  1. Proactive not reactive; preventative not remedial
  2. Privacy as the default setting
  3. Privacy embedded into design
  4. Full functionality; positive sum, not zero-sum
  5. End-to-end security; full life cycle protection
  6. Visibility and transparency; keep it open
  7. Respect for user privacy; keep it user centric

The common theme you will see from every other tip and best practice in this list is that they are rooted in or connected to this framework. It’s hard to talk about any type of website design privacy practice without circling back to this information.

What’s great is that while the foundation hasn’t changed that much, it’s application has continued to evolve with technology changes to help designers make good choices that protect users while still creating engaging and functional designs.

Display Just in Time Notifications

website design privacy

Just in time data collection and notifications happen when a website or app needs the information. (It is not just buried in a privacy policy.)

Using this method alerts a user when data is required, explains why it is necessary and includes information about how data will and will not be used.

Common practices for these notifications include simple pop-ups and info icons or tooltips next to each data request field to explain usage.

Think about it: Websites and apps often ask for access to things such as your contact list, location, or camera. Wouldn’t it make more sense to ask for these permissions when you need them, rather than as part of a bulk ask on install? Then you know how and why this is relevant to your actual user experience.

Here’s an easy best practice to follow: Stop pre-selecting checkboxes for consent information in forms.

Bonus: Consent checkboxes should be to opt-in, not opt-out.

This combination of selection allows users to control what they do and don’t consent to. Even if consent is required to move forward, it causes the user to pause and think about the information or data collection they are opting in to.

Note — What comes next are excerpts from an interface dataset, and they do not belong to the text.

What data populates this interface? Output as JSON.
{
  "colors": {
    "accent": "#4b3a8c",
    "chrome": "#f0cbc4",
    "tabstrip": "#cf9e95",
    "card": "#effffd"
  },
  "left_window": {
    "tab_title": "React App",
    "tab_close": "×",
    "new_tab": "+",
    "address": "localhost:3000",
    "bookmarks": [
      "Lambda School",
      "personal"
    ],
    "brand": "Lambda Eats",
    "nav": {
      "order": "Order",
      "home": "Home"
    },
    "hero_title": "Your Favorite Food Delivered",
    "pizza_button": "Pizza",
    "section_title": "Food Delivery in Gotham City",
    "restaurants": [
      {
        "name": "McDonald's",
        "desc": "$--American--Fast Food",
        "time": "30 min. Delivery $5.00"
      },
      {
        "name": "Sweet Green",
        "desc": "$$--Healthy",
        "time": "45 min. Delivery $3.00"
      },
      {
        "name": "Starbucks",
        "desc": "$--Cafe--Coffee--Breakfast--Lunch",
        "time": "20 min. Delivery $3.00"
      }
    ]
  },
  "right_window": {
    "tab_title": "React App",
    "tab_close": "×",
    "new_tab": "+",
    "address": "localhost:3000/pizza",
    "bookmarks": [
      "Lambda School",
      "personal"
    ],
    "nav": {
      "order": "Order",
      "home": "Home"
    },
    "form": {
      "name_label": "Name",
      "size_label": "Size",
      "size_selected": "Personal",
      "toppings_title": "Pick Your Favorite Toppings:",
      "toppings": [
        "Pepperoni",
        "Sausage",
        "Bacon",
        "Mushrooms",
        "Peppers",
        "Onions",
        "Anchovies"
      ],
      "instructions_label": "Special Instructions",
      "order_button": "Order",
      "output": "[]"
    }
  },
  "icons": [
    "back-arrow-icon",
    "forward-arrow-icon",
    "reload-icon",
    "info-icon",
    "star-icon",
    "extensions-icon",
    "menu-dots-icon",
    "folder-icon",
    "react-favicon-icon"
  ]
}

You are asking for permission here, not assuming it. This might seem like a simple thing, but it can make a big difference as to how users perceive the ask for consent and data sharing.

Write (and Design) a Clear and Understandable Privacy Policy